HISTORY OF GRACIE JIU-JITSU
Jiu-Jitsu, the oldest form of martial art, originated in India more than 2,000 years B.C. It spread through China and eventually settled in Japan. In 1914, Japanese Jiu-Jitsu Champion Mitsuyo Maeda, better known as Count Koma, arrived in Brazil to help establish a Japanese immigration colony in that developing country. He was aided by Gastao Gracie, a Brazilian scholar and politician of Scottish decent.
To show his gratitude, the Jiu-Jitsu master taught the ancient fighting style to Gastao's son, Carlos Gracie. Carlos taught Maeda's techniques to his brothers: Oswaldo, Gastao, Jorge and most notably Helio and in 1925 they opened the first Jiu-Jitsu Academy in Botafogo, a district of Rio de Janeiro, Brazil.
GRAND MASTER HELIO GRACIE

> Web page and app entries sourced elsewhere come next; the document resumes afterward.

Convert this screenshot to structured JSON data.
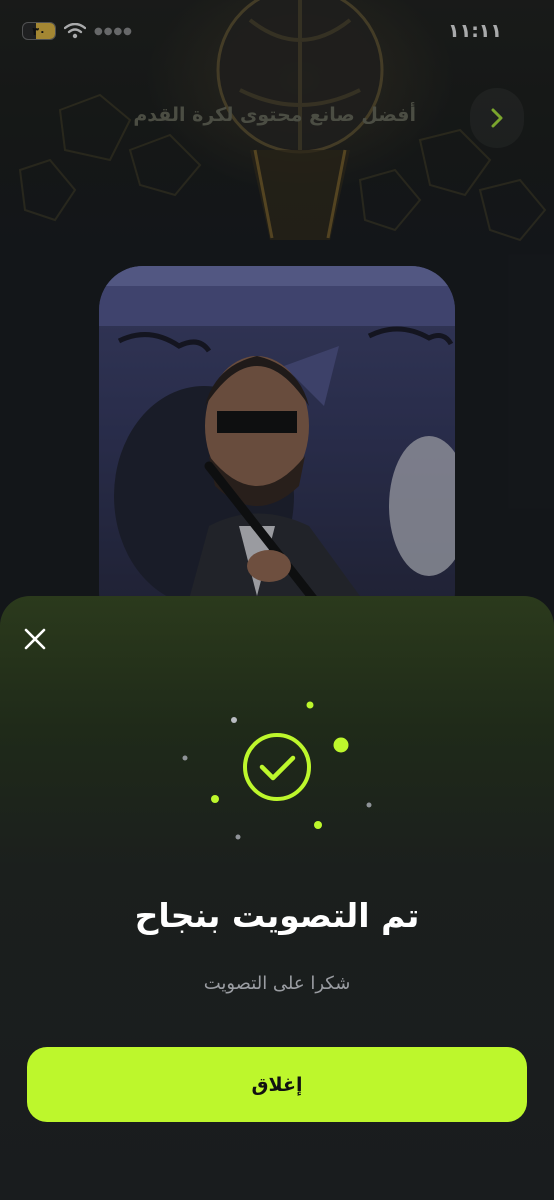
{
  "status_bar": {
    "time": "١١:١١",
    "battery": "٣٠",
    "signal_icon": "signal-dots-icon",
    "wifi_icon": "wifi-icon"
  },
  "page": {
    "title": "أفضل صانع محتوى لكرة القدم",
    "back_icon": "chevron-right-icon"
  },
  "modal": {
    "close_icon": "close-icon",
    "status_icon": "check-circle-icon",
    "title": "تم التصويت بنجاح",
    "subtitle": "شكرا على التصويت",
    "close_button_label": "إغلاق"
  },
  "colors": {
    "accent": "#bdf72c",
    "background": "#1a1d20",
    "text_primary": "#ffffff",
    "text_secondary": "#9a9da2"
  }
}
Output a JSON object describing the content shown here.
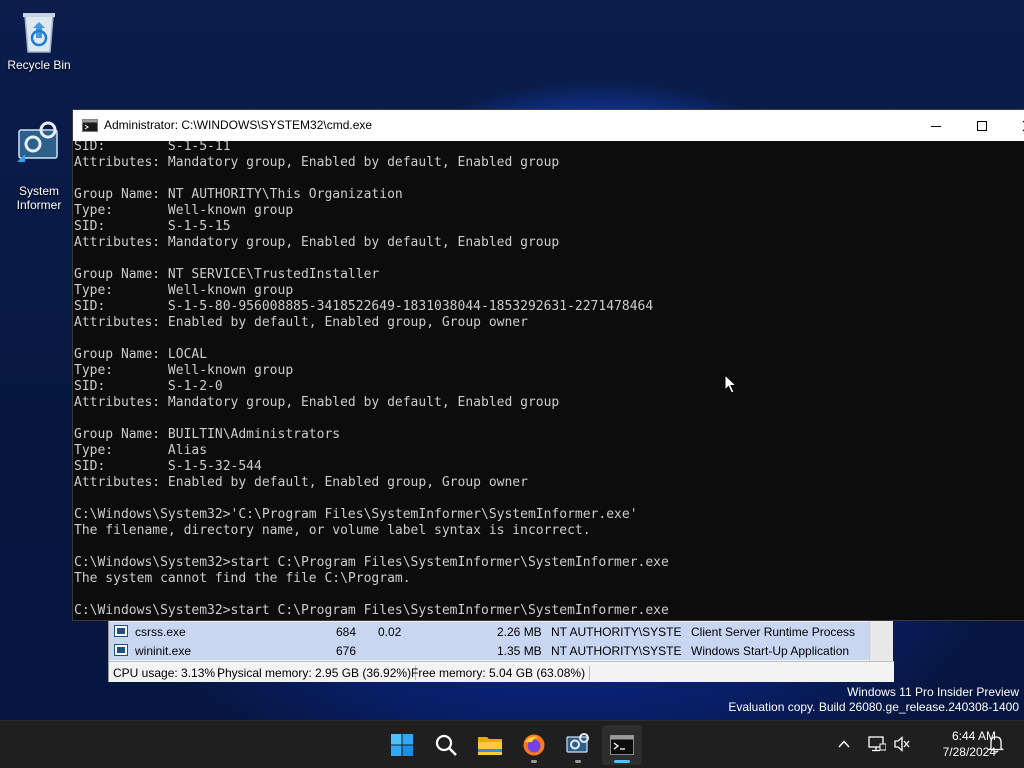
{
  "desktop": {
    "icons": [
      {
        "label": "Recycle Bin",
        "icon": "recycle-bin-icon"
      },
      {
        "label": "System\nInformer",
        "icon": "system-informer-icon"
      }
    ],
    "watermark": {
      "line1": "Windows 11 Pro Insider Preview",
      "line2": "Evaluation copy. Build 26080.ge_release.240308-1400"
    }
  },
  "cmd_window": {
    "title": "Administrator: C:\\WINDOWS\\SYSTEM32\\cmd.exe",
    "controls": {
      "minimize": "minimize-icon",
      "maximize": "maximize-icon",
      "close": "close-icon"
    },
    "lines": [
      "SID:        S-1-5-11",
      "Attributes: Mandatory group, Enabled by default, Enabled group",
      "",
      "Group Name: NT AUTHORITY\\This Organization",
      "Type:       Well-known group",
      "SID:        S-1-5-15",
      "Attributes: Mandatory group, Enabled by default, Enabled group",
      "",
      "Group Name: NT SERVICE\\TrustedInstaller",
      "Type:       Well-known group",
      "SID:        S-1-5-80-956008885-3418522649-1831038044-1853292631-2271478464",
      "Attributes: Enabled by default, Enabled group, Group owner",
      "",
      "Group Name: LOCAL",
      "Type:       Well-known group",
      "SID:        S-1-2-0",
      "Attributes: Mandatory group, Enabled by default, Enabled group",
      "",
      "Group Name: BUILTIN\\Administrators",
      "Type:       Alias",
      "SID:        S-1-5-32-544",
      "Attributes: Enabled by default, Enabled group, Group owner",
      "",
      "C:\\Windows\\System32>'C:\\Program Files\\SystemInformer\\SystemInformer.exe'",
      "The filename, directory name, or volume label syntax is incorrect.",
      "",
      "C:\\Windows\\System32>start C:\\Program Files\\SystemInformer\\SystemInformer.exe",
      "The system cannot find the file C:\\Program.",
      "",
      "C:\\Windows\\System32>start C:\\Program Files\\SystemInformer\\SystemInformer.exe"
    ]
  },
  "system_informer": {
    "rows": [
      {
        "name": "csrss.exe",
        "pid": "684",
        "cpu": "0.02",
        "memory": "2.26 MB",
        "user": "NT AUTHORITY\\SYSTEM",
        "description": "Client Server Runtime Process"
      },
      {
        "name": "wininit.exe",
        "pid": "676",
        "cpu": "",
        "memory": "1.35 MB",
        "user": "NT AUTHORITY\\SYSTEM",
        "description": "Windows Start-Up Application"
      }
    ],
    "status": {
      "cpu": "CPU usage: 3.13%",
      "physical": "Physical memory: 2.95 GB (36.92%)",
      "free": "Free memory: 5.04 GB (63.08%)"
    }
  },
  "taskbar": {
    "apps": [
      {
        "name": "start",
        "icon": "windows-start-icon"
      },
      {
        "name": "search",
        "icon": "search-icon"
      },
      {
        "name": "file-explorer",
        "icon": "folder-icon"
      },
      {
        "name": "firefox",
        "icon": "firefox-icon"
      },
      {
        "name": "system-informer",
        "icon": "system-informer-icon"
      },
      {
        "name": "command-prompt",
        "icon": "terminal-icon"
      }
    ],
    "tray": {
      "time": "6:44 AM",
      "date": "7/28/2024"
    }
  }
}
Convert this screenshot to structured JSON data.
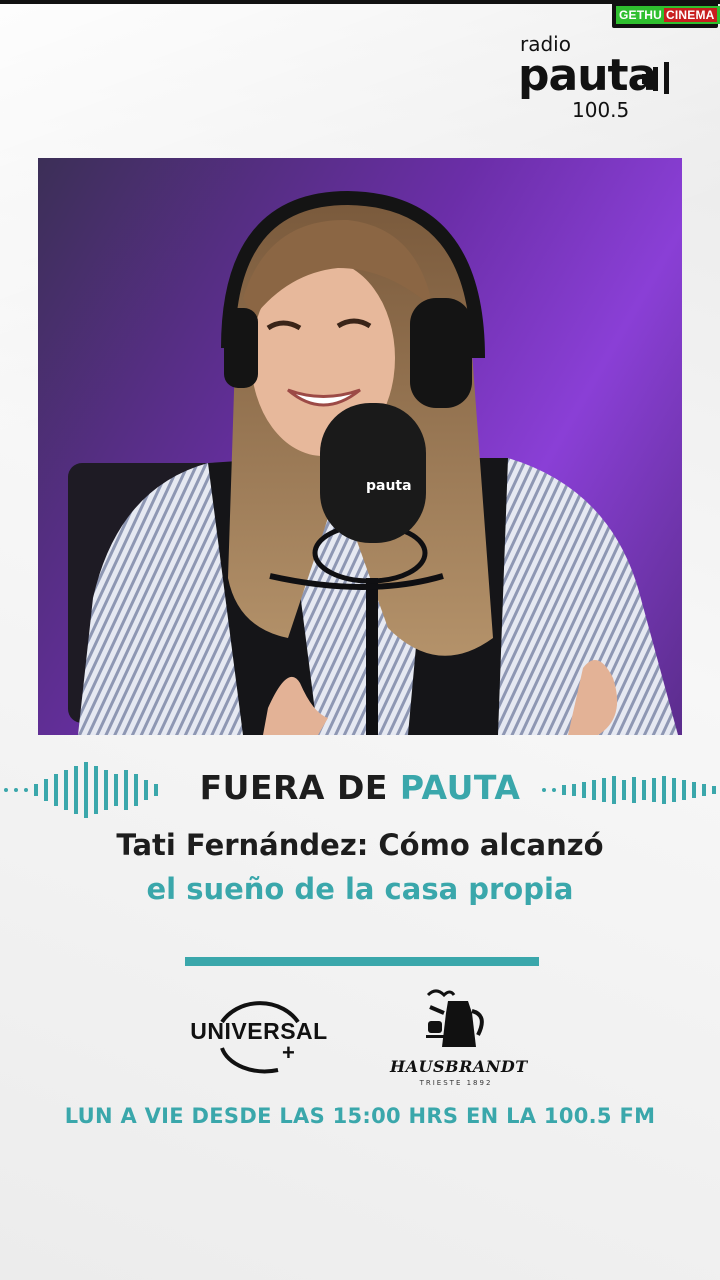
{
  "watermark": {
    "part1": "GETHU",
    "part2": "CINEMA"
  },
  "logo": {
    "radio": "radio",
    "brand": "pauta",
    "frequency": "100.5"
  },
  "mic_brand": "pauta",
  "headline": {
    "title_part1": "FUERA DE ",
    "title_part2": "PAUTA"
  },
  "subtitle": {
    "line1": "Tati Fernández: Cómo alcanzó",
    "line2": "el sueño de la casa propia"
  },
  "sponsors": {
    "universal": {
      "name": "UNIVERSAL",
      "plus": "+"
    },
    "hausbrandt": {
      "name": "HAUSBRANDT",
      "tagline": "TRIESTE 1892"
    }
  },
  "schedule": "LUN A VIE DESDE LAS 15:00 HRS EN LA 100.5 FM",
  "colors": {
    "accent": "#3aa7ab",
    "dark": "#1d1d1d",
    "studio_purple": "#7a38c4"
  }
}
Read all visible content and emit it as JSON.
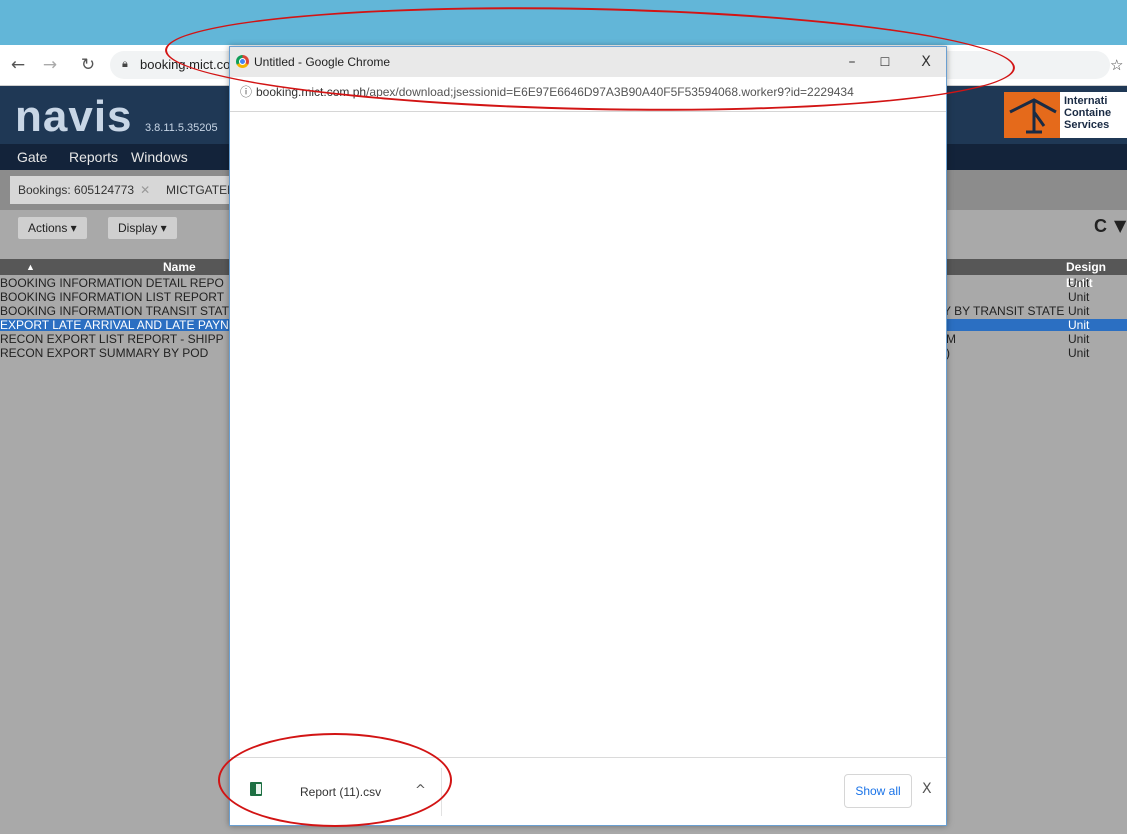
{
  "outer_browser": {
    "url": "booking.mict.co",
    "nav_icons": [
      "back-arrow-icon",
      "forward-arrow-icon",
      "reload-icon",
      "lock-icon",
      "star-icon"
    ]
  },
  "navis": {
    "logo": "navis",
    "version": "3.8.11.5.35205",
    "company_lines": [
      "Internati",
      "Containe",
      "Services"
    ],
    "menu": [
      "Gate",
      "Reports",
      "Windows"
    ],
    "tabs": [
      {
        "label": "Bookings: 605124773"
      },
      {
        "label": "MICTGATEF"
      }
    ],
    "toolbar": {
      "actions": "Actions ▾",
      "display": "Display ▾"
    },
    "grid": {
      "headers": {
        "sort": "▲",
        "name": "Name",
        "design_entity": "Design Entit"
      },
      "rows": [
        {
          "name": "BOOKING INFORMATION DETAIL REPO",
          "middle": "",
          "entity": "Unit",
          "selected": false
        },
        {
          "name": "BOOKING INFORMATION LIST REPORT",
          "middle": "",
          "entity": "Unit",
          "selected": false
        },
        {
          "name": "BOOKING INFORMATION TRANSIT STAT",
          "middle": "Y BY TRANSIT STATE",
          "entity": "Unit",
          "selected": false
        },
        {
          "name": "EXPORT LATE ARRIVAL AND LATE PAYN",
          "middle": "",
          "entity": "Unit",
          "selected": true
        },
        {
          "name": "RECON EXPORT LIST REPORT - SHIPP",
          "middle": "M",
          "entity": "Unit",
          "selected": false
        },
        {
          "name": "RECON EXPORT SUMMARY BY POD",
          "middle": ")",
          "entity": "Unit",
          "selected": false
        }
      ]
    }
  },
  "popup": {
    "title": "Untitled - Google Chrome",
    "controls": {
      "minimize": "–",
      "maximize": "☐",
      "close": "X"
    },
    "url_domain": "booking.mict.com.ph",
    "url_path": "/apex/download;jsessionid=E6E97E6646D97A3B90A40F5F53594068.worker9?id=2229434",
    "download": {
      "file_name": "Report (11).csv",
      "caret": "^",
      "show_all": "Show all",
      "close": "X"
    }
  },
  "colors": {
    "background": "#62b6d8",
    "navis_header": "#1f3855",
    "selected_row": "#2b6fc2",
    "annotation": "#d21414"
  }
}
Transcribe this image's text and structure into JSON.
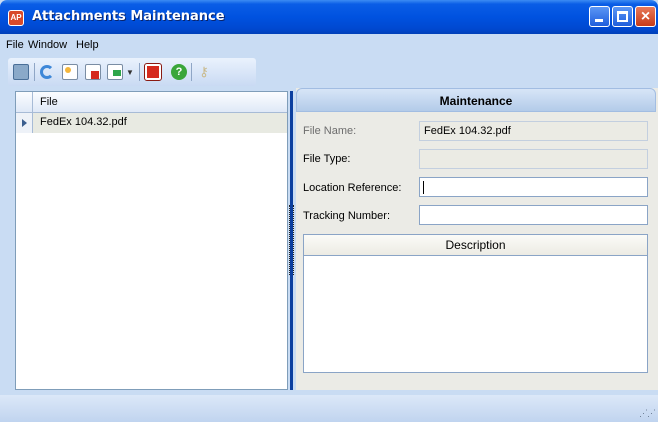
{
  "window": {
    "title": "Attachments Maintenance",
    "app_icon": "AP"
  },
  "menu": {
    "items": [
      "File",
      "Window",
      "Help"
    ]
  },
  "toolbar": {
    "icons": [
      "save-icon",
      "refresh-icon",
      "new-icon",
      "delete-icon",
      "export-icon",
      "dropdown-arrow",
      "stop-icon",
      "help-icon",
      "key-icon"
    ]
  },
  "grid": {
    "column_header": "File",
    "rows": [
      {
        "file": "FedEx 104.32.pdf"
      }
    ]
  },
  "maintenance": {
    "title": "Maintenance",
    "file_name_label": "File Name:",
    "file_name_value": "FedEx 104.32.pdf",
    "file_type_label": "File Type:",
    "file_type_value": "",
    "location_label": "Location Reference:",
    "location_value": "",
    "tracking_label": "Tracking Number:",
    "tracking_value": "",
    "description_header": "Description",
    "description_value": ""
  },
  "colors": {
    "titlebar": "#0052e0",
    "window_bg": "#c9dcf3",
    "selected_row": "#e8eae2"
  }
}
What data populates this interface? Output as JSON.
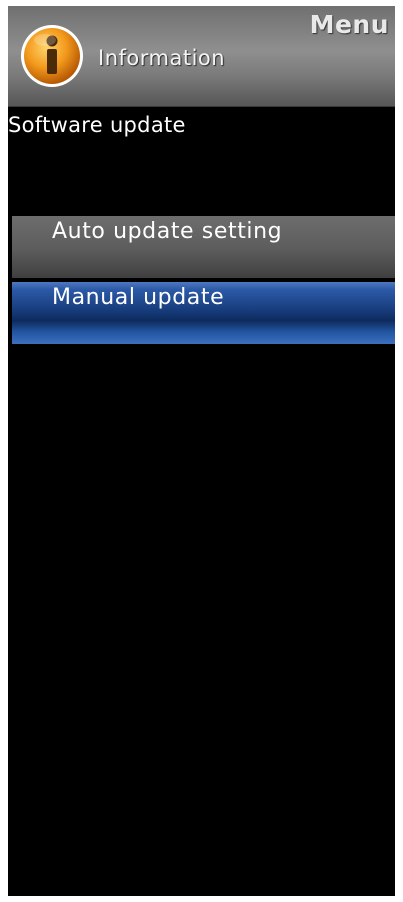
{
  "header": {
    "menu_label": "Menu",
    "section_label": "Information",
    "icon": "info-icon"
  },
  "page": {
    "title": "Software update"
  },
  "menu": {
    "items": [
      {
        "label": "Auto update setting",
        "selected": false
      },
      {
        "label": "Manual update",
        "selected": true
      }
    ]
  },
  "colors": {
    "background": "#000000",
    "header": "#8f8f8f",
    "item": "#5c5c5c",
    "selected_item": "#2c5aa8",
    "icon_orange": "#f0a020"
  }
}
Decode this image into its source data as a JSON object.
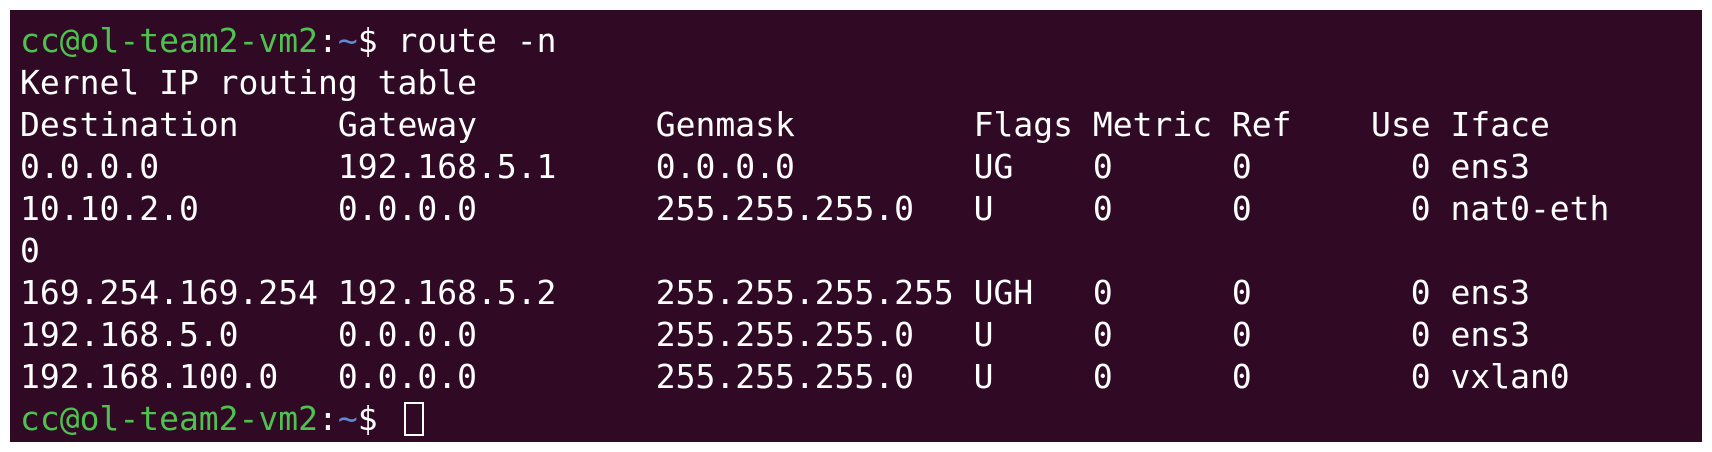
{
  "colors": {
    "background": "#300a24",
    "prompt_user_host": "#4ec24e",
    "prompt_path": "#5c8bd6",
    "text": "#ffffff"
  },
  "prompt": {
    "user_host": "cc@ol-team2-vm2",
    "colon": ":",
    "path": "~",
    "sigil": "$ "
  },
  "command": "route -n",
  "output": {
    "title": "Kernel IP routing table",
    "header": "Destination     Gateway         Genmask         Flags Metric Ref    Use Iface",
    "rows": [
      "0.0.0.0         192.168.5.1     0.0.0.0         UG    0      0        0 ens3",
      "10.10.2.0       0.0.0.0         255.255.255.0   U     0      0        0 nat0-eth",
      "0",
      "169.254.169.254 192.168.5.2     255.255.255.255 UGH   0      0        0 ens3",
      "192.168.5.0     0.0.0.0         255.255.255.0   U     0      0        0 ens3",
      "192.168.100.0   0.0.0.0         255.255.255.0   U     0      0        0 vxlan0"
    ]
  }
}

Helio, the youngest brother, who due to his frail health was forbidden from doing any kind of physical activity, got involved in this martial art at the age of 16 when he began substitute teaching for his brother Carlos. In spite of his small frame and weight of only 140 pounds, he became the mastermind behind the development of the style. Helio went a step further than his teachers by refining the techniques to utilize leverage and technique in place of strength as taught with the Japanese style.
Led by him, the brothers were driven by a constant determination to find effective ways to deal with the aspects fo a real fight. Daring to break away from the traditional Japanese style, they began experimenting, modifying and perfecting simple techniques, keeping only the ones that would be effective regardless of stature. That is how the Gracie family developed their style of Jiu-Jitsu. Many of the Japanese facets fo the art which depended on physical prowess and stiff motion were tossed aside, leaving only pure technique.
MASTER RELSON GRACIE
Relson Gracie, the 2nd oldest son of Helio Gracie, moved to Hawaii in 1988. He began competing at the tender age of 10 and learning Jiu-Jitsu at the even younger age of 2 years old. He was the Brazilian National Champion for 22 years straight, undefeated. During this time in Brazil, he became so popular with the crowds that he was given the nickname "Campeao" or "Champion", among his friends and fans.
Upon his arrival to Honolulu, it was with great pleasure that Relson got to introduce the art of Gracie Jiu-Jitsu to the aloha state. Now retired from competing, Relson continues to enjoy teaching classes in Hawaii and has become quite fond fo the island life.